[Items from an interface collection]
======

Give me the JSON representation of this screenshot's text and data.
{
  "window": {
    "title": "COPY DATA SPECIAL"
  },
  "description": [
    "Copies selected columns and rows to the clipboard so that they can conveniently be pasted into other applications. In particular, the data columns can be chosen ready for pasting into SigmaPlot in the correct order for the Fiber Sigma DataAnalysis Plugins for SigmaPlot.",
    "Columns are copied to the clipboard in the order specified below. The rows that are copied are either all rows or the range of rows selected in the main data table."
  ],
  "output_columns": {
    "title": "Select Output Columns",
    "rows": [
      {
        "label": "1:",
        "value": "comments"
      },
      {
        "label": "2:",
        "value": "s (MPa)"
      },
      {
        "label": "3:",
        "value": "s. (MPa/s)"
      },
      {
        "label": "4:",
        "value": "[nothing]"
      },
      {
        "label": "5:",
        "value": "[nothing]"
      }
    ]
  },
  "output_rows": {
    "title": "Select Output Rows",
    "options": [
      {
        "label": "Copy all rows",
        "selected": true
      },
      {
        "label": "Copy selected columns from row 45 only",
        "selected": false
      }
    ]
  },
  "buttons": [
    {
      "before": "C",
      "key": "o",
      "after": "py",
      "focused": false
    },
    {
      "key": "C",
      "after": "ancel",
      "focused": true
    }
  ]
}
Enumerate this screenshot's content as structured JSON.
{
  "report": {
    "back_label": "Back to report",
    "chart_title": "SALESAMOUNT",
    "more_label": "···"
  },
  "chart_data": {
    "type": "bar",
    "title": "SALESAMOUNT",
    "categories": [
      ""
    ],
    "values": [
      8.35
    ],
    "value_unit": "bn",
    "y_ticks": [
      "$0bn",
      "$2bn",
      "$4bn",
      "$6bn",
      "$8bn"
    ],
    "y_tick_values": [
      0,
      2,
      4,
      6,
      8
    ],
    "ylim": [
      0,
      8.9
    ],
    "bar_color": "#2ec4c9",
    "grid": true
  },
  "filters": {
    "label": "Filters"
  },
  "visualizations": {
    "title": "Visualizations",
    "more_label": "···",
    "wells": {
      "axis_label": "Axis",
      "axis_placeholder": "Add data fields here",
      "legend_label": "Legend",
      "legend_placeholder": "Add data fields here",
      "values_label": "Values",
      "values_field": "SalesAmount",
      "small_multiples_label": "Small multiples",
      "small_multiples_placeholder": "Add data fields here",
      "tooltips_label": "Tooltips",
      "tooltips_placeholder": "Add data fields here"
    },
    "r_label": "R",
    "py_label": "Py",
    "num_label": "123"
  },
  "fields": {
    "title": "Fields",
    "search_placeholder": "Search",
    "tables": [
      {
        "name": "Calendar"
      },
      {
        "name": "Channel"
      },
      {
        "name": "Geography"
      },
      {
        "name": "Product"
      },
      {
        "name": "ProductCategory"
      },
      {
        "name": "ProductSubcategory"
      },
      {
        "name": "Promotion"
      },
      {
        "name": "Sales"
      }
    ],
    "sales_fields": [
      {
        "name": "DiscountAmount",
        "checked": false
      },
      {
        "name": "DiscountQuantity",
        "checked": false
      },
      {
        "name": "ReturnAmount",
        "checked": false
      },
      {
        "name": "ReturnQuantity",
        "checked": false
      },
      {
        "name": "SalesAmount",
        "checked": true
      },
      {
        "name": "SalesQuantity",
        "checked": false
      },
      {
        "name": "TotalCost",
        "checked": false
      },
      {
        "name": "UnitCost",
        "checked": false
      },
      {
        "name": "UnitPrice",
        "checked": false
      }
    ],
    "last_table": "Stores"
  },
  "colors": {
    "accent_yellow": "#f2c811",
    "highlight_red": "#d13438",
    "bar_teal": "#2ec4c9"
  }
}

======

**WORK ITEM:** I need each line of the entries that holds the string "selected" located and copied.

**TASK OUTPUT:**
    "Copies selected columns and rows to the clipboard so that they can conveniently be pasted into other applications. In particular, the data columns can be chosen ready for pasting into SigmaPlot in the correct order for the Fiber Sigma DataAnalysis Plugins for SigmaPlot.",
    "Columns are copied to the clipboard in the order specified below. The rows that are copied are either all rows or the range of rows selected in the main data table."
        "selected": true
        "label": "Copy selected columns from row 45 only",
        "selected": false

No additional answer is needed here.